- Prostate sarcoma: It represents soft-tissue prostate cancer. Prostatic sarcoma develops in the soft tissues outside the prostate.
Adenocarcinoma of the prostate is by far the most common prostate cancer form. Other types are pretty rare.
Symptoms of Prostate Cancer
Prostate cancer symptoms are pretty unspecific. Furthermore, they may not appear until the disease advances. That is why prostate cancer is often undetectable in the early stages. Regular screening is, therefore, essential. A doctor should evaluate any suspicious changes.
Prostate cancer symptoms may include:
- Urinary problems: Trouble urinating, changes in the force and stream of urine, urine leakage, and painful urination can all appear due to prostate cancer. Prostate enlargement compresses the urethra, causing problems with urination. While these symptoms are usually present in urinary tract infections, or other urinary issues, they may also point out to prostate cancer.
- Blood in urine or semen: Blood in the urine is also known as hematuria, while blood in sperm is referred to as hematospermia. These two symptoms should never be ignored, as they could indicate prostate cancer. They may also appear as a side-effect of prostate cancer therapy.
- Unintentional weight loss: Unexplained weight loss should always be investigated. It is usually a sign of chronic diseases, including malignancies. Prostate cancer often leads to unintentional weight loss.
- Erectile dysfunction: Erectile dysfunction refers to the consistent inability to achieve an erection. However, erectile dysfunction is not directly related to prostate cancer. It is instead due to prostate cancer treatment.
- Bone pain: This is often the first sign that prostate cancer has metastasized to bones. Bones represent the most common site of prostate cancer metastasis. The pain felt is either dull or sharp.
How to Treat Prostate Cancer
As prostate cancer is a common oncological disease, the questions arise: Can prostate cancer be cured? What are the treatments for prostate cancer? Prostate cancer treatment varies, depending on the cancer’s form, growth, and patient’s overall health.
Early stages of prostate cancer may not require immediate treatment. In certain instances, treatment may never be necessary. If prostate cancer treatment is not initiated, regular follow-ups are crucial in order to monitor cancer progression.
Treatment options include:
- Surgery: Open or robotic prostatectomy includes removing the prostate, surrounding tissue, and lymph nodes. It is the option for localized cancers confined to the prostate. Besides, it can be used in combination with other prostate cancer treatments, in advanced stages.
- Radiotherapy: Another common treatment option for prostate cancer is radiotherapy.
- External beam radiation therapy uses high energy to kill cancer cells. It is also a treatment option for cancers confined to the prostate. However, in more advanced stages, radiotherapy may slow the growth of prostate cancer.
- Brachytherapy is the inside of the body radiation. The radioactive source is placed in the prostate tissue, which delivers a low dose of radiation over more extended periods.
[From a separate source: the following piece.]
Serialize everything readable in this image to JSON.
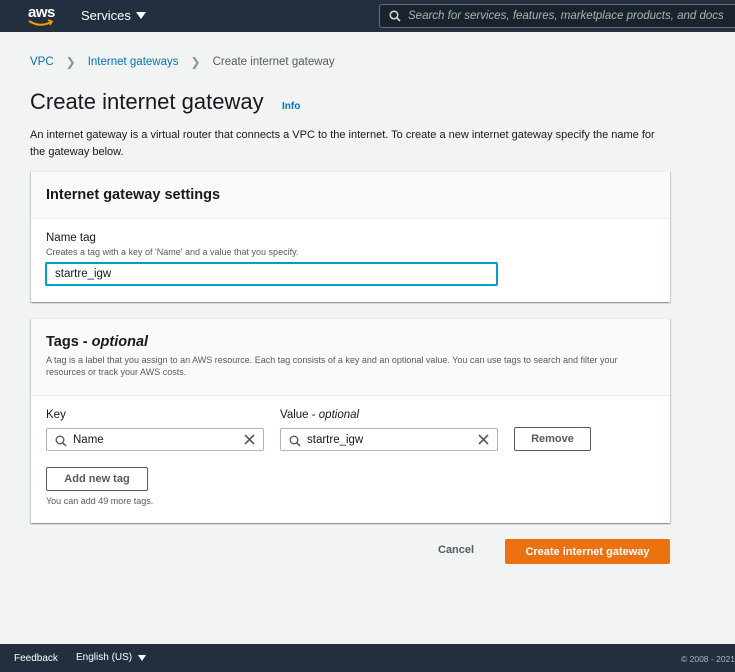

- Ablative therapies: Prostate cancer treatments destroy tissue with cold (cryotherapy) or heat (high-intensity focused ultrasound treatment).
- Hormonal therapies: Hormonal prostate cancer medications to shrink cancer and reduce its growth.
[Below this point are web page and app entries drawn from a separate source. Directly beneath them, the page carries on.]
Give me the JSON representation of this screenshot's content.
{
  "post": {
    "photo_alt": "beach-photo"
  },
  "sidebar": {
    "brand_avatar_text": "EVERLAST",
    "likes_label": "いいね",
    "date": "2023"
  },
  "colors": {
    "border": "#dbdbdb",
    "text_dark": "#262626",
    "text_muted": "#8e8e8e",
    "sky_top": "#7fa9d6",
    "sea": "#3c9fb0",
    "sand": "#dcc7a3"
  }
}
- Chemotherapy: Different types of therapies are used for killing cancer cells. Chemotherapy is the treatment of choice for prostate cancers that metastasized.
- Immunotherapy: Immune system can also be used for fighting prostate cancer. Immunotherapy uses medications that stimulate the immune system to destroy cancer cells.
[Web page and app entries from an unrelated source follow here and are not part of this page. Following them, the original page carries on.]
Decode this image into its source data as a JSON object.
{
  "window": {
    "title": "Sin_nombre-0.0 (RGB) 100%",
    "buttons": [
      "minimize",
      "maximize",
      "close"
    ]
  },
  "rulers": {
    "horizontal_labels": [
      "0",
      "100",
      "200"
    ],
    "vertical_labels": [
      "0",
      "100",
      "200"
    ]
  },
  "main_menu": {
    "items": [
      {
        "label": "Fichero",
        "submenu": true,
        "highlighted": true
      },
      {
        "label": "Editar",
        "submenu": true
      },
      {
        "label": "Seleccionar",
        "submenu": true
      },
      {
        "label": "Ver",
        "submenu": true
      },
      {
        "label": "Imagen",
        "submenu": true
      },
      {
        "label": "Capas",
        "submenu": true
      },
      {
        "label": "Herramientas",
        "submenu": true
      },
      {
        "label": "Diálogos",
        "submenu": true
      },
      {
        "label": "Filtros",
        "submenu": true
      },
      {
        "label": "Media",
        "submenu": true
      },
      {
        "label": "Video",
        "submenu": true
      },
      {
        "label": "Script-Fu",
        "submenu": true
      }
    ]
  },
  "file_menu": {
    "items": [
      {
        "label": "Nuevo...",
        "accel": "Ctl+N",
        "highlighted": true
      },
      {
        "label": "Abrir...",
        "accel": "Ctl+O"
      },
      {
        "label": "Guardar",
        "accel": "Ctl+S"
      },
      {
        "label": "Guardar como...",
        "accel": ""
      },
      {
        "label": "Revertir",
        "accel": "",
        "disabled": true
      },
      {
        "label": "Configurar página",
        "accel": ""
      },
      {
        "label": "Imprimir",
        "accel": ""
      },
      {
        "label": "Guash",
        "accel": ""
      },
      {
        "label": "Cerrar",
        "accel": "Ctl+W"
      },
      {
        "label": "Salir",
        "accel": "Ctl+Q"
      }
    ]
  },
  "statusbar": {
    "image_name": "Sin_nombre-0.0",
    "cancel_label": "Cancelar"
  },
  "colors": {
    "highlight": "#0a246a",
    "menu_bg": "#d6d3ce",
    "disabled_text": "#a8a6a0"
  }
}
- Targeted therapy: Targeted drugs may be recommended in the treatment of advanced or recurrent forms of prostate cancer. Targeted therapy focuses on the cancer tissue, with minimal impact on healthy tissues.
Besides these treatments, other, novel treatment options exist nowadays. Prostate cancer has a good prognosis with early recognition and treatment. Furthermore, there are many specialized hospitals for prostate cancer treatment. Patients can always use medical tourism services to find the best place for their prostate cancer treatment.
Written by Natalia Volvak